▼▼▼

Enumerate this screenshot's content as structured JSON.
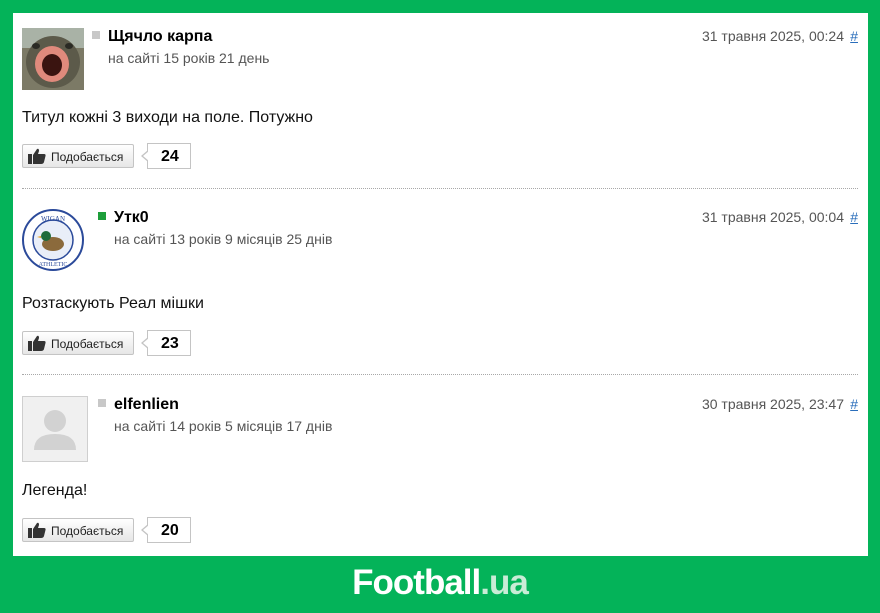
{
  "comments": [
    {
      "avatar": "carp-mouth-avatar",
      "status_color": "#c8c8c8",
      "username": "Щячло карпа",
      "since": "на сайті 15 років 21 день",
      "date": "31 травня 2025, 00:24",
      "permalink": "#",
      "text": "Титул кожні 3 виходи на поле. Потужно",
      "like_label": "Подобається",
      "likes": "24"
    },
    {
      "avatar": "wigan-athletic-crest-avatar",
      "status_color": "#1d9e3a",
      "username": "Утк0",
      "since": "на сайті 13 років 9 місяців 25 днів",
      "date": "31 травня 2025, 00:04",
      "permalink": "#",
      "text": "Розтаскують Реал мішки",
      "like_label": "Подобається",
      "likes": "23"
    },
    {
      "avatar": "default-user-avatar",
      "status_color": "#c8c8c8",
      "username": "elfenlien",
      "since": "на сайті 14 років 5 місяців 17 днів",
      "date": "30 травня 2025, 23:47",
      "permalink": "#",
      "text": "Легенда!",
      "like_label": "Подобається",
      "likes": "20"
    }
  ],
  "footer": {
    "brand_main": "Football",
    "brand_tld": ".ua"
  },
  "colors": {
    "background": "#04b359",
    "panel": "#ffffff",
    "link": "#2a6ebb"
  }
}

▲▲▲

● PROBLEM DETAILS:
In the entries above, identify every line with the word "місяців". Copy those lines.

● COMPLETED TASK:
      "since": "на сайті 13 років 9 місяців 25 днів",
      "since": "на сайті 14 років 5 місяців 17 днів",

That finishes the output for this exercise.